VIRGINIA TECH – Tere Williams (1997-2001)
A member of the Virginia Tech 1,000-point club, Tere Williams finished her career with 1,750 points, ranking second on the school’s all-time scoring list. Williams earned 1999 Associated Press Honorable Mention All-American recognition and was a 1998 Women’s Basketball News Service Freshman All-American. The 1998 Atlantic 10 Conference Co-Rookie of the Year, Williams was twice named to the All-Atlantic 10 Conference first team (1999, 2000) and to the second team (1998) on one occasion. Williams, who was part of the Hokies’ 350th program win, an 81-39 victory over Rhode Island on Jan. 6, 2000, collected All-Big East second team honors in 2001. She is Tech’s career leader in field goals made (694), field goal percentage (.550) and rebounds (853), and led her Hokies’ squad in both scoring and rebounding all four years. Williams was the first Virginia Tech player to be drafted by the WNBA as she was selected in the third round of the 2001 Draft by the Phoenix Mercury. She played professionally in Austria, Ecuador, Israel, Russia and Spain. Williams is currently employed as a sales representative for MSR, a company manufacturing mobile hydraulic stages for events, while pursuing a career as a professional singer.
WAKE FOREST – Barbara Durham (1981-84)

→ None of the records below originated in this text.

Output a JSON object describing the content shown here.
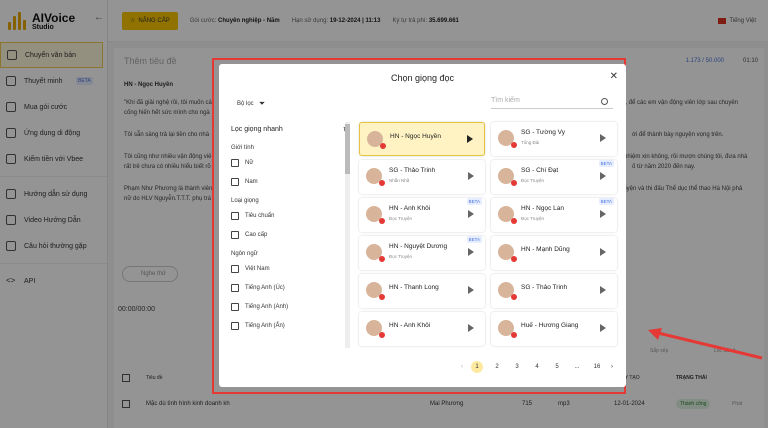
{
  "app": {
    "name": "AIVoice",
    "subtitle": "Studio"
  },
  "topbar": {
    "upgrade_label": "NÂNG CẤP",
    "plan_label": "Gói cước:",
    "plan_value": "Chuyên nghiệp - Năm",
    "expiry_label": "Hạn sử dụng:",
    "expiry_value": "19-12-2024 | 11:13",
    "chars_label": "Ký tự trả phí:",
    "chars_value": "35.699.661",
    "language": "Tiếng Việt"
  },
  "sidebar": {
    "items": [
      {
        "label": "Chuyển văn bản"
      },
      {
        "label": "Thuyết minh",
        "badge": "BETA"
      },
      {
        "label": "Mua gói cước"
      },
      {
        "label": "Ứng dụng di động"
      },
      {
        "label": "Kiếm tiền với Vbee"
      },
      {
        "label": "Hướng dẫn sử dụng"
      },
      {
        "label": "Video Hướng Dẫn"
      },
      {
        "label": "Câu hỏi thường gặp"
      },
      {
        "label": "API"
      }
    ]
  },
  "editor": {
    "title_placeholder": "Thêm tiêu đề",
    "char_count": "1.173 / 50.000",
    "duration": "01:10",
    "voice_chip": "HN - Ngọc Huyền",
    "para1": "\"Khi đã giải nghệ rồi, tôi muốn cả",
    "para1_end": "ít, để các em vận động viên lớp sau chuyên",
    "para2": "cống hiến hết sức mình cho ngà",
    "para3": "Tôi sẵn sàng trả lại tiền cho nhà",
    "para3_end": "ới để thành bày nguyện vọng trên.",
    "para4": "Tôi cũng như nhiều vận động viê",
    "para4_end": "nhiệm xin không, rồi mượn chúng tôi, đưa nhà",
    "para5": "rất trẻ chưa có nhiều hiểu biết rõ",
    "para5_end": "ố từ năm 2020 đến nay.",
    "para6": "Phạm Như Phương là thành viên",
    "para6_end": "luyện và thi đấu Thể dục thể thao Hà Nội phả",
    "para7": "nữ do HLV Nguyễn.T.T.T. phụ trá",
    "listen_label": "Nghe thử",
    "time": "00:00/00:00"
  },
  "table": {
    "col_title": "Tiêu đề",
    "col_status": "TRẠNG THÁI",
    "col_date": "NGÀY TẠO",
    "row_title": "Mặc dù tình hình kinh doanh kh",
    "row_voice": "Mai Phương",
    "row_chars": "715",
    "row_format": "mp3",
    "row_date": "12-01-2024",
    "row_status": "Thành công",
    "row_play": "Phát",
    "select_hint": "Sắp xếp",
    "filter_hint": "Lọc tất cả"
  },
  "modal": {
    "title": "Chọn giọng đọc",
    "filter_label": "Bộ lọc",
    "search_placeholder": "Tìm kiếm",
    "quick_filter": "Lọc giọng nhanh",
    "groups": [
      {
        "label": "Giới tính",
        "options": [
          "Nữ",
          "Nam"
        ]
      },
      {
        "label": "Loại giọng",
        "options": [
          "Tiêu chuẩn",
          "Cao cấp"
        ]
      },
      {
        "label": "Ngôn ngữ",
        "options": [
          "Việt Nam",
          "Tiếng Anh (Úc)",
          "Tiếng Anh (Anh)",
          "Tiếng Anh (Ấn)"
        ]
      }
    ],
    "voices": [
      {
        "name": "HN - Ngọc Huyền",
        "sub": "",
        "beta": "",
        "selected": true
      },
      {
        "name": "SG - Tường Vy",
        "sub": "Tổng Đài",
        "beta": ""
      },
      {
        "name": "SG - Thảo Trinh",
        "sub": "Nhẫn Nhã",
        "beta": ""
      },
      {
        "name": "SG - Chí Đạt",
        "sub": "Đọc Truyện",
        "beta": "BETA"
      },
      {
        "name": "HN - Anh Khôi",
        "sub": "Đọc Truyện",
        "beta": "BETA"
      },
      {
        "name": "HN - Ngọc Lan",
        "sub": "Đọc Truyện",
        "beta": "BETA"
      },
      {
        "name": "HN - Nguyệt Dương",
        "sub": "Đọc Truyện",
        "beta": "BETA"
      },
      {
        "name": "HN - Mạnh Dũng",
        "sub": "",
        "beta": ""
      },
      {
        "name": "HN - Thanh Long",
        "sub": "",
        "beta": ""
      },
      {
        "name": "SG - Thảo Trinh",
        "sub": "",
        "beta": ""
      },
      {
        "name": "HN - Anh Khôi",
        "sub": "",
        "beta": ""
      },
      {
        "name": "Huế - Hương Giang",
        "sub": "",
        "beta": ""
      }
    ],
    "pagination": {
      "prev": "‹",
      "pages": [
        "1",
        "2",
        "3",
        "4",
        "5",
        "...",
        "16"
      ],
      "next": "›",
      "current": "1"
    }
  },
  "colors": {
    "accent": "#f6c500",
    "highlight": "#e53935",
    "link": "#4a74d9"
  }
}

Barbara Durham became the second member of Wake Forest’s 1,000-point club with a career total of 1,203 points. Durham led the Demon Deacons in scoring for the 1980-81 season (13 ppg) and in rebounding in 1979-80 with an average of 9.4 per game. She topped all Deacons in free throw percentage in back-to-back seasons (1979-80: .763 & 1980-81: .766). She currently ranks sixth in the Wake Forest record books in single-season rebounding with 244 (1979-80) and ranks fifth in single-season rebounding for the same season (9.4 pg). Durham’s 21-rebound outing against Duke in November, 1979, ranks as the second-best single-game performance in school history. She recorded three games with 30 or more points (30 vs. Catawba on Feb. 4, 1980, 32 vs. Appalachian State on Jan. 18, 1982, 32 vs. Winston-Salem State on Nov. 20, 1979). Durham also registered a facility record for Reynolds Gymnasium with a 17-rebound performance vs. Catawba during the Feb. 4, 1980 game.